## WHAT TO WORK ON
Within the entries that follow, report how many lines contain the word "wscsvc", giving the number by itself.

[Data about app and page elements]
================

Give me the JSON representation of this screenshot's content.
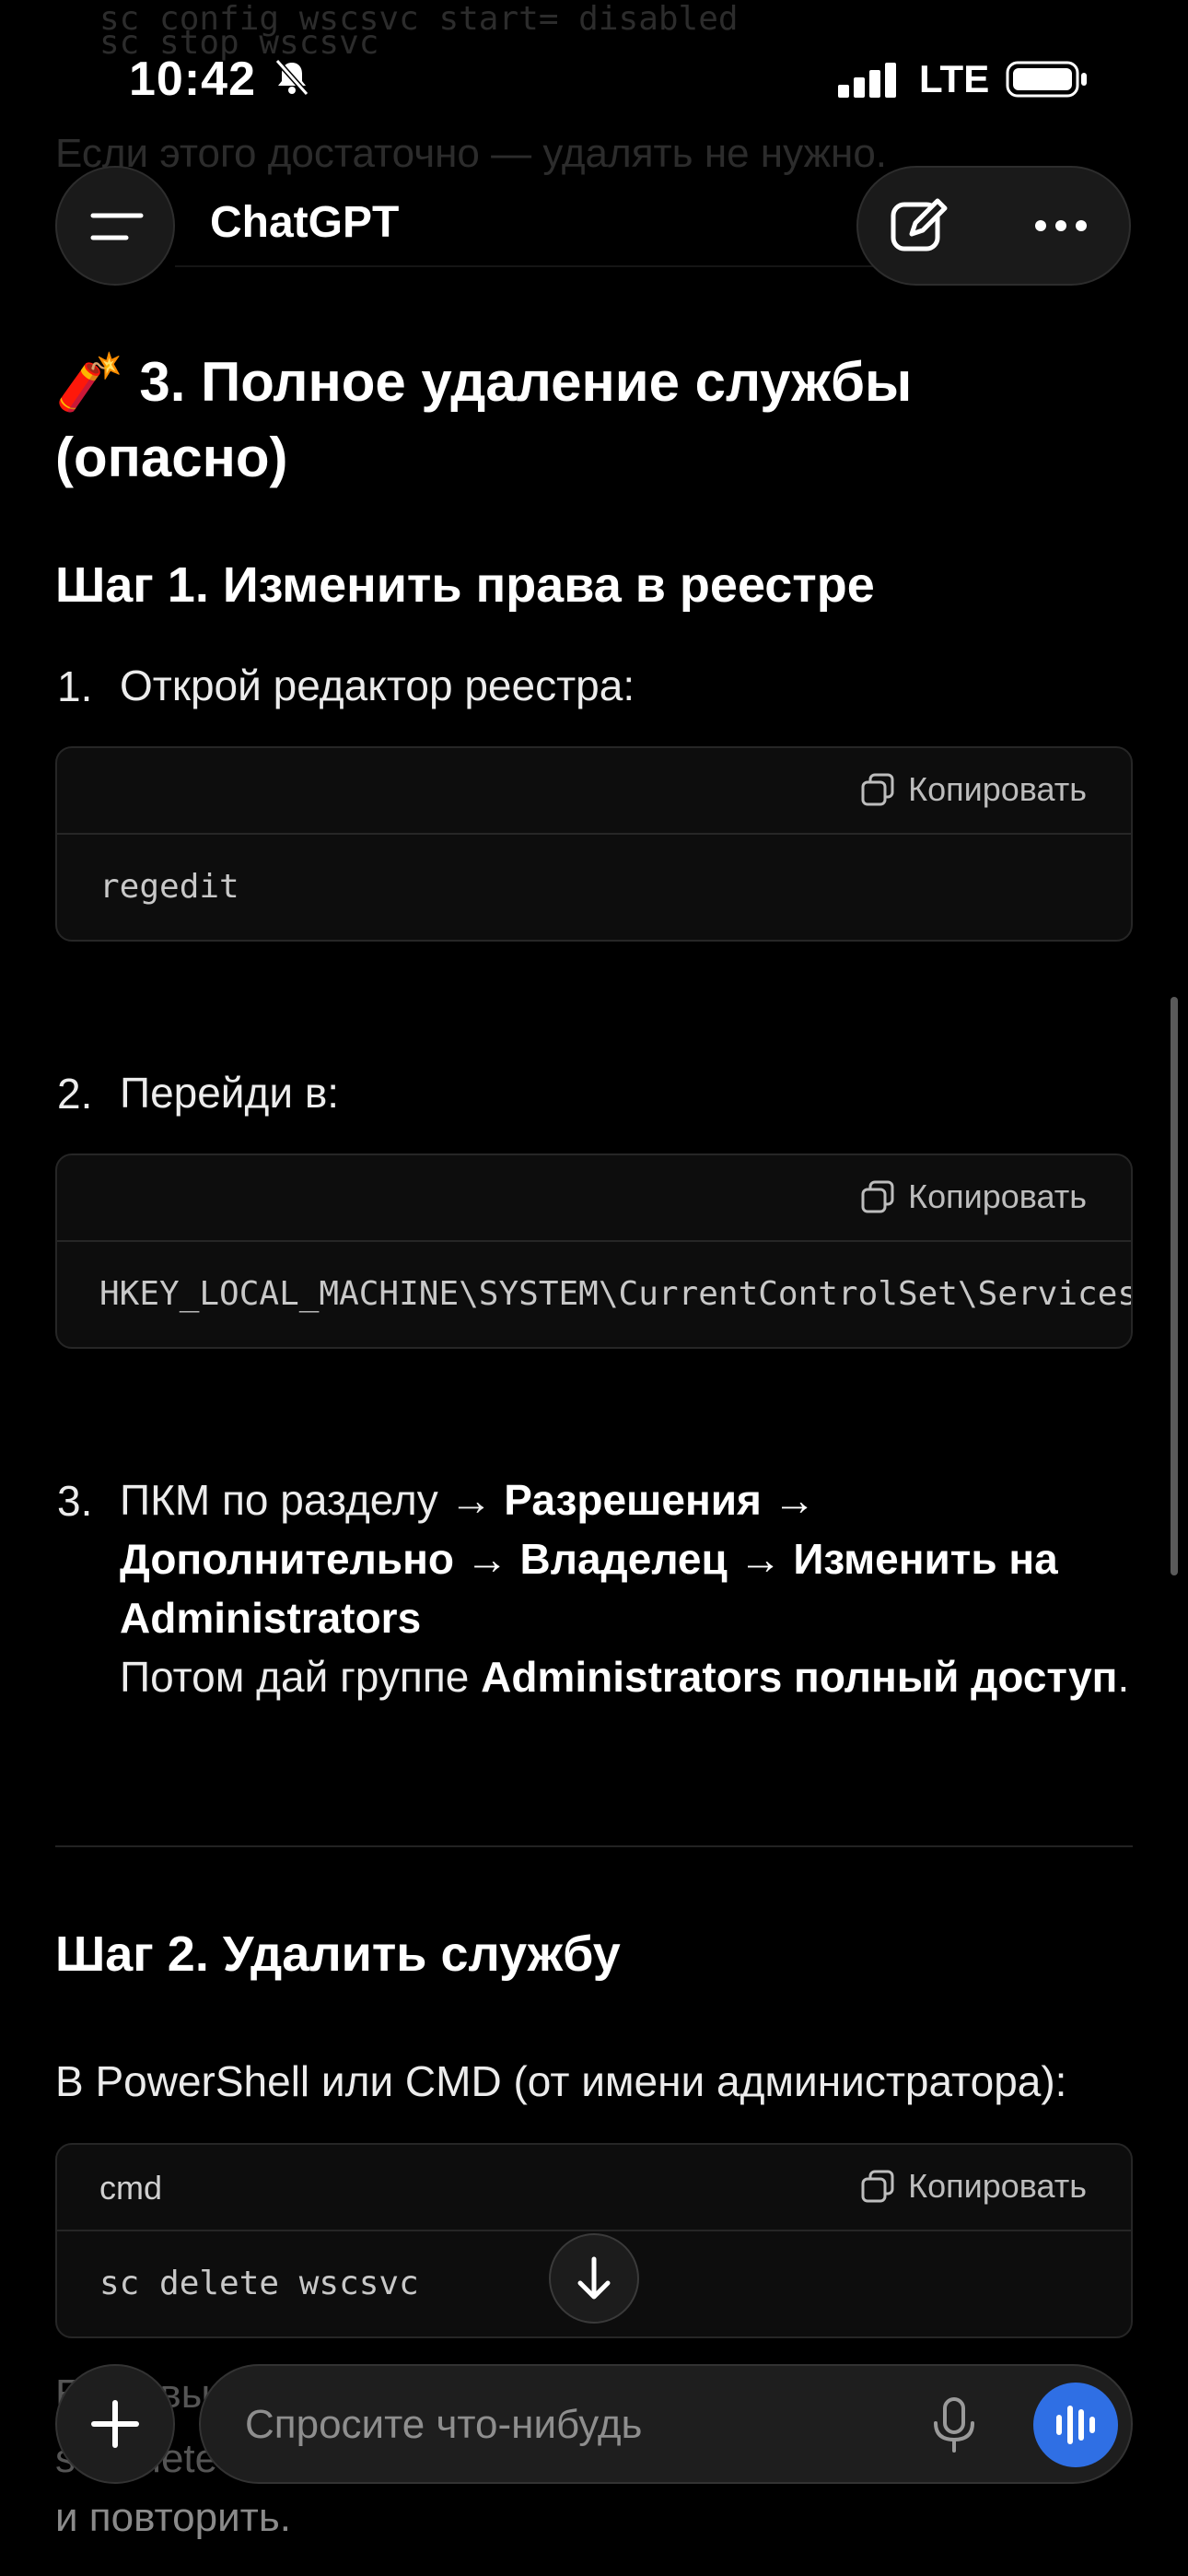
{
  "status_bar": {
    "time": "10:42",
    "network": "LTE"
  },
  "header": {
    "title": "ChatGPT"
  },
  "faded_lines": [
    "sc config wscsvc start= disabled",
    "sc stop wscsvc",
    "Если этого достаточно — удалять не нужно."
  ],
  "section": {
    "emoji": "🧨",
    "title": "3. Полное удаление службы (опасно)"
  },
  "step1": {
    "heading": "Шаг 1. Изменить права в реестре",
    "items": [
      {
        "num": "1.",
        "text": "Открой редактор реестра:"
      },
      {
        "num": "2.",
        "text": "Перейди в:"
      },
      {
        "num": "3."
      }
    ],
    "item3": {
      "a": "ПКМ по разделу → ",
      "b": "Разрешения → Дополнительно → Владелец → Изменить на Administrators",
      "c": "Потом дай группе ",
      "d": "Administrators полный доступ",
      "e": "."
    }
  },
  "code_blocks": [
    {
      "lang": "",
      "copy_label": "Копировать",
      "code": "regedit"
    },
    {
      "lang": "",
      "copy_label": "Копировать",
      "code": "HKEY_LOCAL_MACHINE\\SYSTEM\\CurrentControlSet\\Services\\wscsvc"
    },
    {
      "lang": "cmd",
      "copy_label": "Копировать",
      "code": "sc delete wscsvc"
    }
  ],
  "step2": {
    "heading": "Шаг 2. Удалить службу",
    "intro": "В PowerShell или CMD (от имени администратора):"
  },
  "bottom_faded": [
    "Если выдаст ошибку доступа Denied — или специально",
    "sc delete снова после перезагрузки",
    "и повторить."
  ],
  "composer": {
    "placeholder": "Спросите что-нибудь"
  }
}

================

## WRITTEN RESPONSE
4